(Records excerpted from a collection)

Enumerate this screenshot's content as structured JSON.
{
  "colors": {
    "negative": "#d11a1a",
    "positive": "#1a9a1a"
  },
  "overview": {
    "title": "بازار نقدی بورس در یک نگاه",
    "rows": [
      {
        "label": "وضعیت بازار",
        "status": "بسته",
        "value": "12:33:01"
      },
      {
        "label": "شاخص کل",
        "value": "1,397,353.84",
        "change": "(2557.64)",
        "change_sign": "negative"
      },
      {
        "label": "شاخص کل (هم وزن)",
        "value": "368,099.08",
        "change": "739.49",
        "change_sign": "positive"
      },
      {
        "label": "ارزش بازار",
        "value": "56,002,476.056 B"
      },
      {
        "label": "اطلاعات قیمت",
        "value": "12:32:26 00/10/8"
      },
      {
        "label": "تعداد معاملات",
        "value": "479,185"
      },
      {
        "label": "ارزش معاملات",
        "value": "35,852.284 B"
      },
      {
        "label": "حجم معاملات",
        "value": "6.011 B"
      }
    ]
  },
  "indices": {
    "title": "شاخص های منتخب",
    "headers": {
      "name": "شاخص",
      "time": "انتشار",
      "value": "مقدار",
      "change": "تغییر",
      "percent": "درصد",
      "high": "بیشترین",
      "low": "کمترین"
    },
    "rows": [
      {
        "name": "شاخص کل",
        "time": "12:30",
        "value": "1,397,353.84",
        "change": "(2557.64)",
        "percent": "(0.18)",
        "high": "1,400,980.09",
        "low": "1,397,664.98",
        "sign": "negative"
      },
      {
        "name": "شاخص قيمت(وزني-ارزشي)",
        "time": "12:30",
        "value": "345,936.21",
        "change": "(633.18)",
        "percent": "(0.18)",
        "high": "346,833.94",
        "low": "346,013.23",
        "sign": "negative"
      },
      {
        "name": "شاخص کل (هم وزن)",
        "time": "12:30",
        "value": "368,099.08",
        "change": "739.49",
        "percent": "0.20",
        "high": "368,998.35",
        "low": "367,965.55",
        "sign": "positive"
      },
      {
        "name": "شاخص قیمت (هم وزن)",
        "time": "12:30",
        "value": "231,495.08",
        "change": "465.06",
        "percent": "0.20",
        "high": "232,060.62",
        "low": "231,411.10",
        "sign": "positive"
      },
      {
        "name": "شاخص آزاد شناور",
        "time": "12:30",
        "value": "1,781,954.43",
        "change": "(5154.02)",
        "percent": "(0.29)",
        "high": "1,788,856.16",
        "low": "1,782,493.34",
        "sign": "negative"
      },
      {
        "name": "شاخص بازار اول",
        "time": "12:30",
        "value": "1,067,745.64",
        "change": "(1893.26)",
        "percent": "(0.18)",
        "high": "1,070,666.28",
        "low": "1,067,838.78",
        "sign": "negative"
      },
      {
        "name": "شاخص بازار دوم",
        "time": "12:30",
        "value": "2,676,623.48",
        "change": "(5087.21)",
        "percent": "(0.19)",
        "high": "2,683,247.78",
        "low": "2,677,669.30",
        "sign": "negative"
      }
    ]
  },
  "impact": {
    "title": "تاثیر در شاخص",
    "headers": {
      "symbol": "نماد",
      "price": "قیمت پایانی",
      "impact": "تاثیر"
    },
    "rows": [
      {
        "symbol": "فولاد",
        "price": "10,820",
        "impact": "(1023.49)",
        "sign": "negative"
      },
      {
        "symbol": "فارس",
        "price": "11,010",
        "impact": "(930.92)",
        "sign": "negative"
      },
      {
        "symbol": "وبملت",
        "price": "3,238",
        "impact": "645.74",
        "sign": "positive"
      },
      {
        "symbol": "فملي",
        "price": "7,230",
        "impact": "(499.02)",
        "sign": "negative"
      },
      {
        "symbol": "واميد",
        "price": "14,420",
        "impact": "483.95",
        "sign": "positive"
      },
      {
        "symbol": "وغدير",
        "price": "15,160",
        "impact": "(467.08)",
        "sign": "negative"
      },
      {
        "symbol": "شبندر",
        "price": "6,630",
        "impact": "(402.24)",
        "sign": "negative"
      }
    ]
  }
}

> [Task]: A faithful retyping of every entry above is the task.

> [Task answer]:
Enumerate this screenshot's content as structured JSON.
{
  "colors": {
    "negative": "#d11a1a",
    "positive": "#1a9a1a"
  },
  "overview": {
    "title": "بازار نقدی بورس در یک نگاه",
    "rows": [
      {
        "label": "وضعیت بازار",
        "status": "بسته",
        "value": "12:33:01"
      },
      {
        "label": "شاخص کل",
        "value": "1,397,353.84",
        "change": "(2557.64)",
        "change_sign": "negative"
      },
      {
        "label": "شاخص کل (هم وزن)",
        "value": "368,099.08",
        "change": "739.49",
        "change_sign": "positive"
      },
      {
        "label": "ارزش بازار",
        "value": "56,002,476.056 B"
      },
      {
        "label": "اطلاعات قیمت",
        "value": "12:32:26 00/10/8"
      },
      {
        "label": "تعداد معاملات",
        "value": "479,185"
      },
      {
        "label": "ارزش معاملات",
        "value": "35,852.284 B"
      },
      {
        "label": "حجم معاملات",
        "value": "6.011 B"
      }
    ]
  },
  "indices": {
    "title": "شاخص های منتخب",
    "headers": {
      "name": "شاخص",
      "time": "انتشار",
      "value": "مقدار",
      "change": "تغییر",
      "percent": "درصد",
      "high": "بیشترین",
      "low": "کمترین"
    },
    "rows": [
      {
        "name": "شاخص کل",
        "time": "12:30",
        "value": "1,397,353.84",
        "change": "(2557.64)",
        "percent": "(0.18)",
        "high": "1,400,980.09",
        "low": "1,397,664.98",
        "sign": "negative"
      },
      {
        "name": "شاخص قيمت(وزني-ارزشي)",
        "time": "12:30",
        "value": "345,936.21",
        "change": "(633.18)",
        "percent": "(0.18)",
        "high": "346,833.94",
        "low": "346,013.23",
        "sign": "negative"
      },
      {
        "name": "شاخص کل (هم وزن)",
        "time": "12:30",
        "value": "368,099.08",
        "change": "739.49",
        "percent": "0.20",
        "high": "368,998.35",
        "low": "367,965.55",
        "sign": "positive"
      },
      {
        "name": "شاخص قیمت (هم وزن)",
        "time": "12:30",
        "value": "231,495.08",
        "change": "465.06",
        "percent": "0.20",
        "high": "232,060.62",
        "low": "231,411.10",
        "sign": "positive"
      },
      {
        "name": "شاخص آزاد شناور",
        "time": "12:30",
        "value": "1,781,954.43",
        "change": "(5154.02)",
        "percent": "(0.29)",
        "high": "1,788,856.16",
        "low": "1,782,493.34",
        "sign": "negative"
      },
      {
        "name": "شاخص بازار اول",
        "time": "12:30",
        "value": "1,067,745.64",
        "change": "(1893.26)",
        "percent": "(0.18)",
        "high": "1,070,666.28",
        "low": "1,067,838.78",
        "sign": "negative"
      },
      {
        "name": "شاخص بازار دوم",
        "time": "12:30",
        "value": "2,676,623.48",
        "change": "(5087.21)",
        "percent": "(0.19)",
        "high": "2,683,247.78",
        "low": "2,677,669.30",
        "sign": "negative"
      }
    ]
  },
  "impact": {
    "title": "تاثیر در شاخص",
    "headers": {
      "symbol": "نماد",
      "price": "قیمت پایانی",
      "impact": "تاثیر"
    },
    "rows": [
      {
        "symbol": "فولاد",
        "price": "10,820",
        "impact": "(1023.49)",
        "sign": "negative"
      },
      {
        "symbol": "فارس",
        "price": "11,010",
        "impact": "(930.92)",
        "sign": "negative"
      },
      {
        "symbol": "وبملت",
        "price": "3,238",
        "impact": "645.74",
        "sign": "positive"
      },
      {
        "symbol": "فملي",
        "price": "7,230",
        "impact": "(499.02)",
        "sign": "negative"
      },
      {
        "symbol": "واميد",
        "price": "14,420",
        "impact": "483.95",
        "sign": "positive"
      },
      {
        "symbol": "وغدير",
        "price": "15,160",
        "impact": "(467.08)",
        "sign": "negative"
      },
      {
        "symbol": "شبندر",
        "price": "6,630",
        "impact": "(402.24)",
        "sign": "negative"
      }
    ]
  }
}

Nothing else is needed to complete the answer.